Model-based architecture (MDA) or model-based development is an idea that to me comes from the automotive field. To, it means that you use some tool that is capable of modeling both a computer controller system and the environment being controlled to create a simulation world where computer control and environment meet and the characteristics of the controller can be ascertained quickly. The key is to not have to convert controller algorithms to concrete code, and not have to run concrete code on concrete hardware against physical prototypes to test the controllers. Today, this seems to be applied to many fields where you are creating control systems (automotive, aviation, robotics). The tools are math-based like MatLab and LabView, along with special programming environments based on UML and StateCharts.

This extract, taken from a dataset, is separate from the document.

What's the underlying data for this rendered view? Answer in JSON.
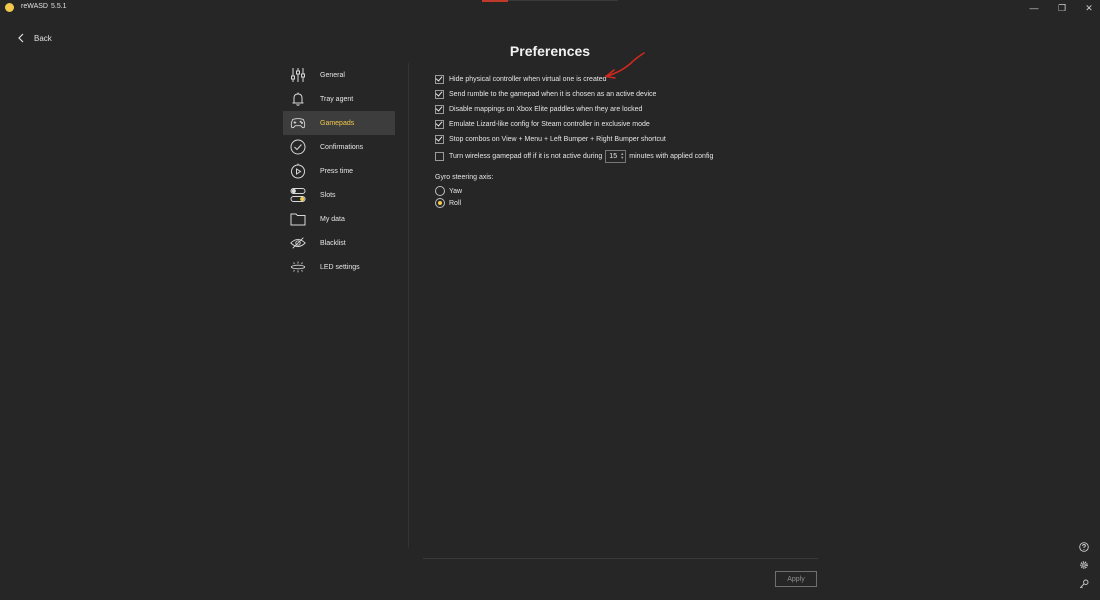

What is interesting is that most of these tools are graphical in nature. And they do seem to work quite well, which is quite surprising given the otherwise poor record of graphical programming as opposed to text-based programming. There were a pile of graphical programming environments in the 1980’s, none of which amounted to much. What survived and prospered were the good old text-based languages like C, C++, Java, VisualBasic, etc. In practice, it seems like it is very hard to beat sequential text when it is time to actual get code working. More efficient programming seems to boil down to having to write less text and having text which is easier to write (for example, dynamic typing, rich libraries, garbage collection, and other modern language features that remove intellectual burdens from the programmer).
But graphics do seem to work for domain-specific cases (like control engineering or signal processing), especially for data-flow-style problems. And for abstract architecture work. So there has to be something to it… but what?